* **Stored data entries**:
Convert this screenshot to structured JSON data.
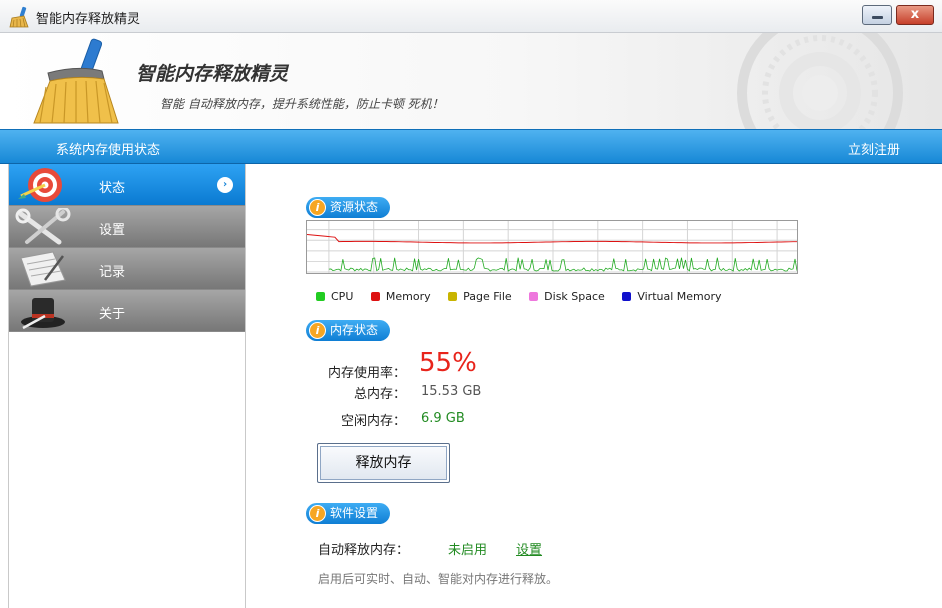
{
  "window": {
    "title": "智能内存释放精灵",
    "close_symbol": "x",
    "icons": [
      "broom-icon",
      "minimize-icon",
      "close-icon"
    ]
  },
  "banner": {
    "title": "智能内存释放精灵",
    "subtitle": "智能 自动释放内存，提升系统性能，防止卡顿 死机！"
  },
  "statusbar": {
    "left_text": "系统内存使用状态",
    "register_link": "立刻注册"
  },
  "sidebar": {
    "items": [
      {
        "label": "状态",
        "icon": "target-icon",
        "active": true,
        "arrow": "›"
      },
      {
        "label": "设置",
        "icon": "tools-icon",
        "active": false
      },
      {
        "label": "记录",
        "icon": "notebook-icon",
        "active": false
      },
      {
        "label": "关于",
        "icon": "magic-hat-icon",
        "active": false
      }
    ]
  },
  "resource": {
    "section_title": "资源状态",
    "info_symbol": "i",
    "legend": [
      {
        "label": "CPU",
        "color": "#22cc22"
      },
      {
        "label": "Memory",
        "color": "#dd1111"
      },
      {
        "label": "Page File",
        "color": "#c8b400"
      },
      {
        "label": "Disk Space",
        "color": "#ee77dd"
      },
      {
        "label": "Virtual Memory",
        "color": "#1111cc"
      }
    ]
  },
  "memory": {
    "section_title": "内存状态",
    "usage_label": "内存使用率：",
    "usage_value": "55%",
    "total_label": "总内存：",
    "total_value": "15.53 GB",
    "free_label": "空闲内存：",
    "free_value": "6.9 GB",
    "release_button": "释放内存"
  },
  "software": {
    "section_title": "软件设置",
    "auto_label": "自动释放内存：",
    "auto_status": "未启用",
    "settings_link": "设置",
    "description": "启用后可实时、自动、智能对内存进行释放。"
  },
  "colors": {
    "accent_blue": "#1788d6",
    "usage_red": "#e8241b",
    "value_green": "#228b22"
  }
}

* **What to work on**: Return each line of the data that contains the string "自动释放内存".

* **Reply**:
    "subtitle": "智能 自动释放内存，提升系统性能，防止卡顿 死机！"
    "auto_label": "自动释放内存：",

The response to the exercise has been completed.